MINNEAPOLIS (WCCO) — If you haven’t set up your kids’ doctor’s visit this summer, here’s a reminder to get it in on the books.
“August is a busy time for us pediatricians,” Dr. Krishnan Subramanian, of Hennepin Healthcare, said.READ MORE: Hastings Community Rallies In Support Of Child Outed As Transgender As Part Of School Board Election
Doctors recommend all children get an annual physical, but the Minnesota Sports High School League requires a more intensive sports physical (Sports Qualifying Physical Examination Form) every three years.
So, what’s the difference between the two exams? Good Question.
“There’s a lot of overlap, but the first thing I do when I see a young person is before we leave, I’m going to listen to your heart standing, laying down and seated,” Subramanian said. “If I didn’t do that, call me on it.”
He says he’s looking for rare, but serious conditions that affect the heart, lungs and musculoskeletal system.
“We may ask you to jump up and down, we may ask you to hobble across the room just to make sure those joints and organs are all working well,” he said.READ MORE: Some Winter Equipment In Short Supply As Snowfall Heads For Minnesota
At the same time, pediatricians are also looking closely at family and athletic history, including conditions like a concussion, heat stroke or injuries. Subramanian says he also uses the sports physicals as a time to educate students about hydration, stretching or the signs of concussions.
“There’s always a tendency to say, I’m good, I can’t do that,” he said. “But I want to say to that young athlete, what are those red flags, those warning signs your body is going to tell you you need to pause, stop and go see a doctor.”
The sports physical requirement is every three years in Minnesota, but Subramanian recommends a one annually if a student plays sports all year-round, has changes in the family or athletic history or suffers any injuries.

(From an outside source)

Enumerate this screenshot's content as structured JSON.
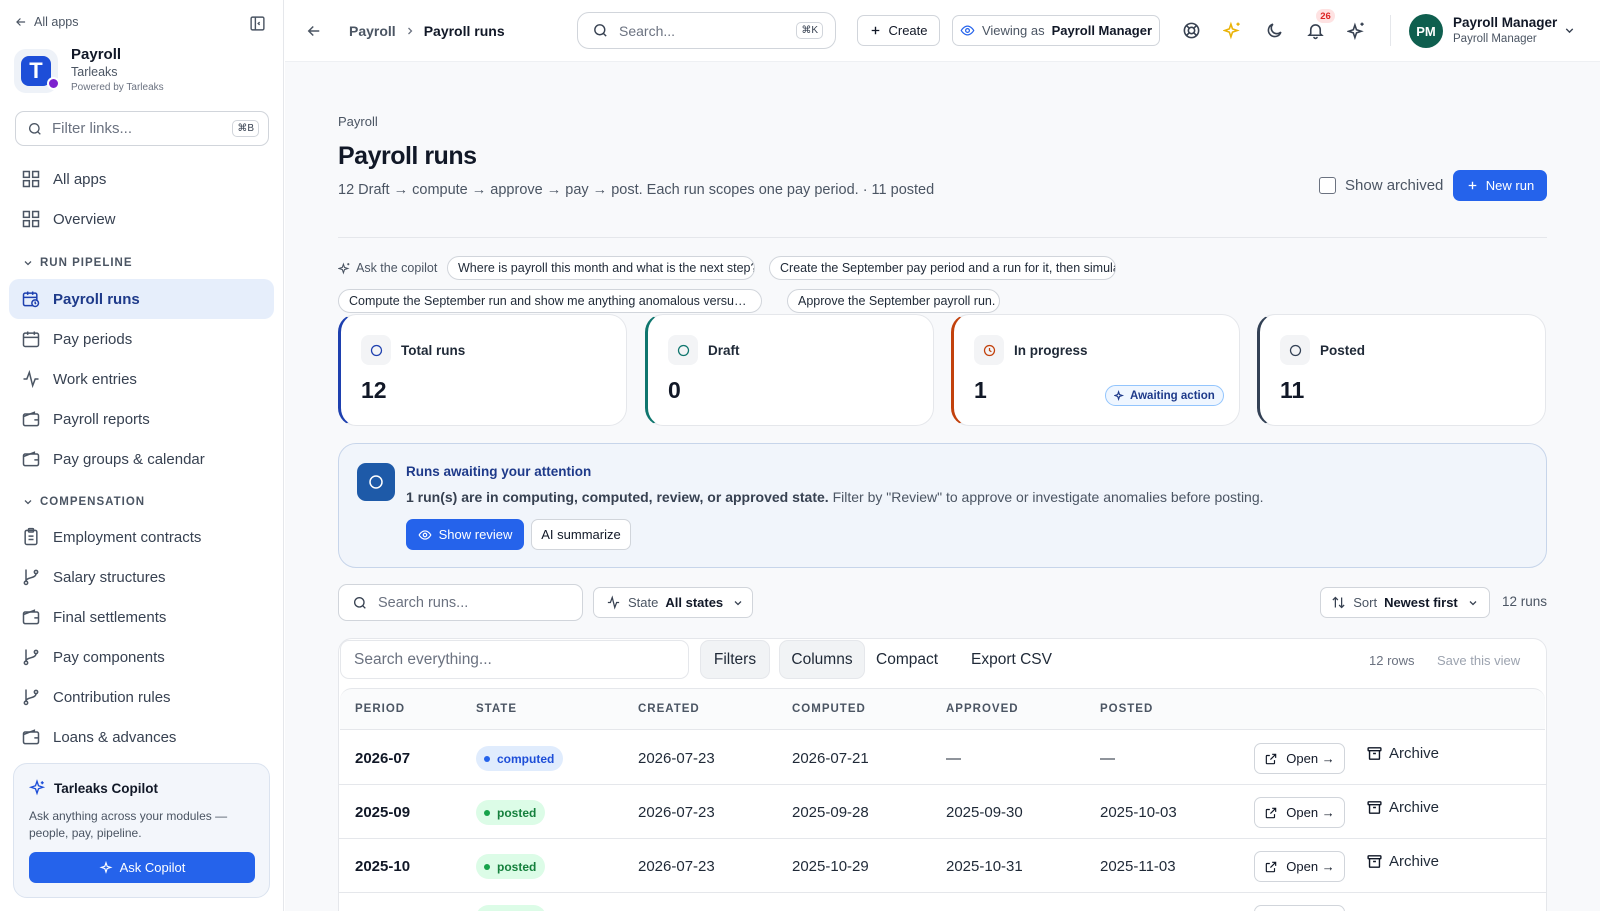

It’s especially important as children’s bodies are growing so quickly.
And, even for children not involved in organized sports, Subramanian recommends talking with a pediatrician about whether a sports physical is a good idea for your child.
“Things change quickly, injuries happen quickly, so it’s really important to reassess where a young athlete is at,” he said. “So, we can keep them safe and healthy and help them in their performance as well.”MORE NEWS: How Minnesotans Can 'Winterize' Their Vehicles For Winter Driving
Hennepin Healthcare is offering two sports physical clinic sessions on Saturday, Aug, 3 and Saturday, Aug, 10 from 9 a.m. to 1 p.m. To schedule an appointment, call 612-873-6963.